It's where we are nurtured, where we are protected, where we grow.
Except when it isn't.
In those cases, it's where horror can live. Because there's really nothing worse than having the ones who are supposed to love and care for you turn out to be the ones who kill you.
It happened to AJ Freund in his Crystal Lake home. And it appears to be what happened to Sema'j Crosby in her Joliet home two years earlier.
Cases such as these, the ones that torment us and keep our collective attention for years, are the ones that can lead to real change. It's why we continue to publish the details of what happened and look for answers on what should have happened in those homes to prevent the deaths that occurred.
In both deaths, police and Illinois' Department of Children and Family Services had multiple interactions with the families. But in neither case was the step taken to permanently remove the children from their homes.
When we embarked on our "System Failure" series, we were looking for answers, solutions and a way that our communities can rally after these events to work toward preventing them in the future.
In the coming months, Shaw Media Illinois will help you sort through the details of what DCFS' process looks like, how it works and how it doesn't. We'll hope to answer questions. And we'll look to go beyond the simple but necessary solution of firing the case workers, such as McHenry County Board member Carlos Acosta and his supervisor, and see what systemic issues exist.
One example came up this week, when State Rep. Allen Skillicorn, R-East Dundee, sent out a press release which included Acosta's DCFS timecards, acquired via the Freedom of Information Act by Crystal Lake's Tracy Kotzman, who leads a group she calls ROAR for AJ.
As I told Kotzman when she initially received the documents and passed them along to us, we looked into why Acosta's timecards showed him on the clock at DCFS and also at a McHenry County Board meeting multiple times. We also got the answer. Acosta says DCFS requires all staff to take a one hour unpaid lunch break on the clock.
"All our contract says is that your lunch will be taken at the midpoint of your shift ... and you don't have to be at the work site during your lunch hour," Acosta said. "The established practice has been, if you take a morning off you come in after your lunch hour. If you take a morning off from 8:30 to 12 you report into the office at 1, not at 12, because you still have an unpaid lunch hour."

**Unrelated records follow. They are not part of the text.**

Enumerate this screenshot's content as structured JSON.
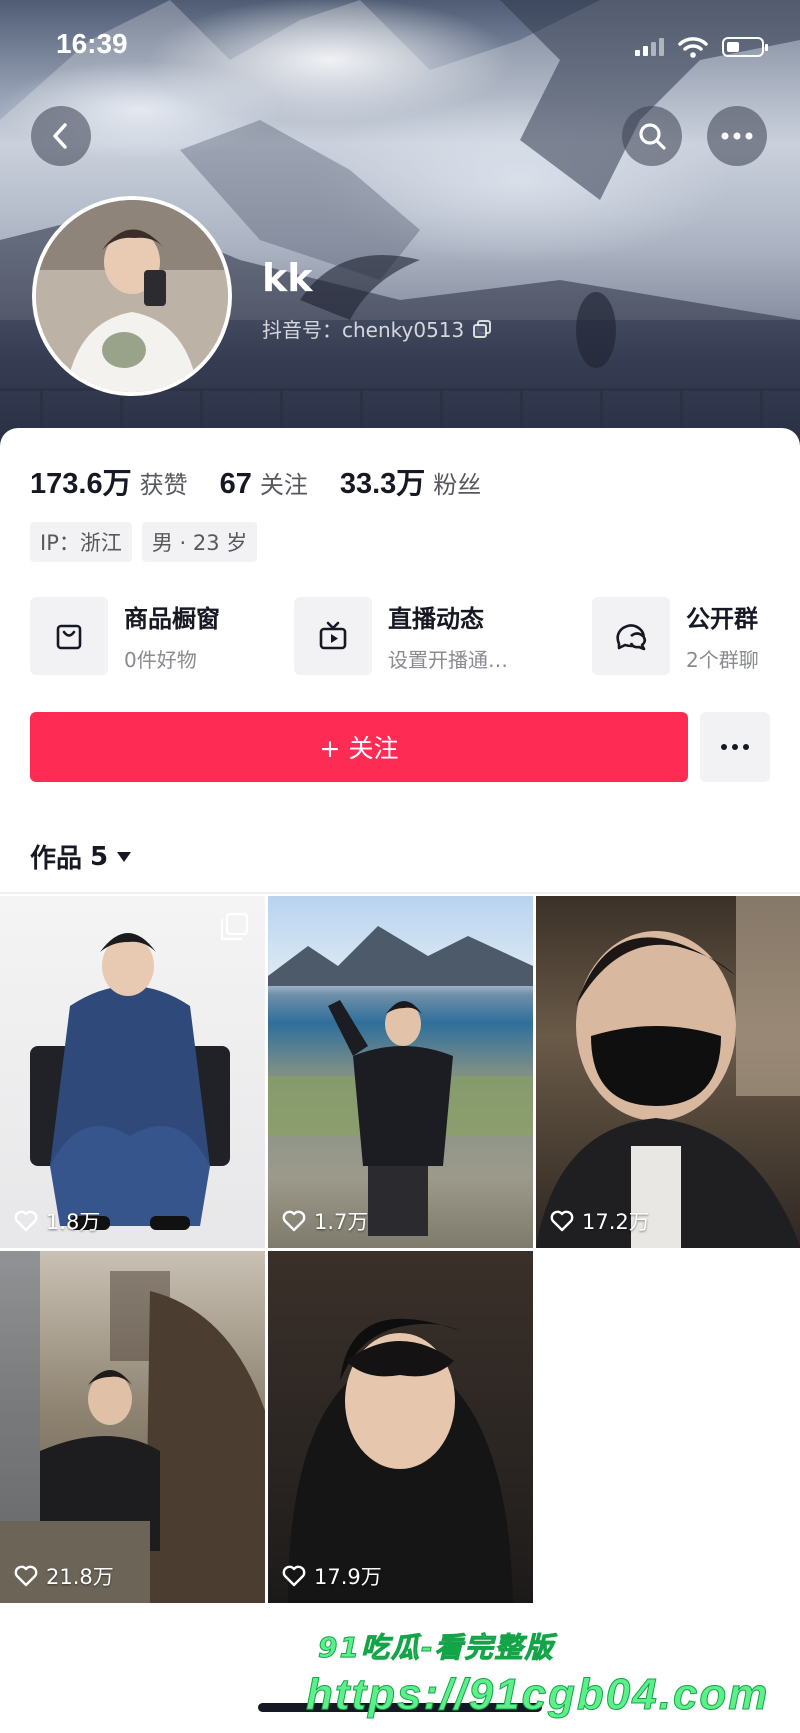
{
  "status_bar": {
    "time": "16:39"
  },
  "header": {
    "back_icon": "chevron-left-icon",
    "search_icon": "search-icon",
    "more_icon": "more-horizontal-icon"
  },
  "profile": {
    "nickname": "kk",
    "douyin_id": "抖音号：chenky0513"
  },
  "stats": [
    {
      "value": "173.6万",
      "label": "获赞"
    },
    {
      "value": "67",
      "label": "关注"
    },
    {
      "value": "33.3万",
      "label": "粉丝"
    }
  ],
  "tags": [
    "IP：浙江",
    "男 · 23 岁"
  ],
  "features": [
    {
      "icon": "shopping-bag-icon",
      "title": "商品橱窗",
      "subtitle": "0件好物"
    },
    {
      "icon": "tv-icon",
      "title": "直播动态",
      "subtitle": "设置开播通…"
    },
    {
      "icon": "chat-bubbles-icon",
      "title": "公开群",
      "subtitle": "2个群聊"
    }
  ],
  "actions": {
    "follow_label": "+ 关注"
  },
  "works_tab": {
    "label": "作品",
    "count": "5"
  },
  "videos": [
    {
      "likes": "1.8万",
      "multi_image": true
    },
    {
      "likes": "1.7万",
      "multi_image": false
    },
    {
      "likes": "17.2万",
      "multi_image": false
    },
    {
      "likes": "21.8万",
      "multi_image": false
    },
    {
      "likes": "17.9万",
      "multi_image": false
    }
  ],
  "watermark": {
    "line1": "91吃瓜-看完整版",
    "line2": "https://91cgb04.com"
  },
  "colors": {
    "accent": "#fe2c55",
    "text": "#161823",
    "muted": "#8a8b91"
  }
}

It's an important question in that Acosta certainly should have been working for DCFS when he was on the clock for DCFS. We have followed up and asked DCFS to clarify the timecard policy but have not yet received a response. While the timecard is important, it isn't the most important question when it comes to Freund's case.
That, as highlighted in Katie Smith's story in Saturday's edition, was what could have been done when AJ told a doctor nearly one year ago on Dec. 18, 2018, that a large bruise he had came when his mother had hit him.
There were plenty of other hotline calls, warnings from neighbors, but what would it have taken to actually take AJ Freund out of that home before he was killed?
We'll look to answer that question and other questions you might have, large or small, and then look to bring the community together to bring to light ways it can help in the process.
Part of that will be hearing from you and both learning and telling the story of your interactions with DCFS. You can learn more by contating your local newspaper's editor, myself or Shaw Media Illinois editor John Sahly.
We want to hear from you. We want to tell the complete story of DCFS and its processes in Illinois. And we want to help, so that maybe some child in the future does not have to meet the same fate.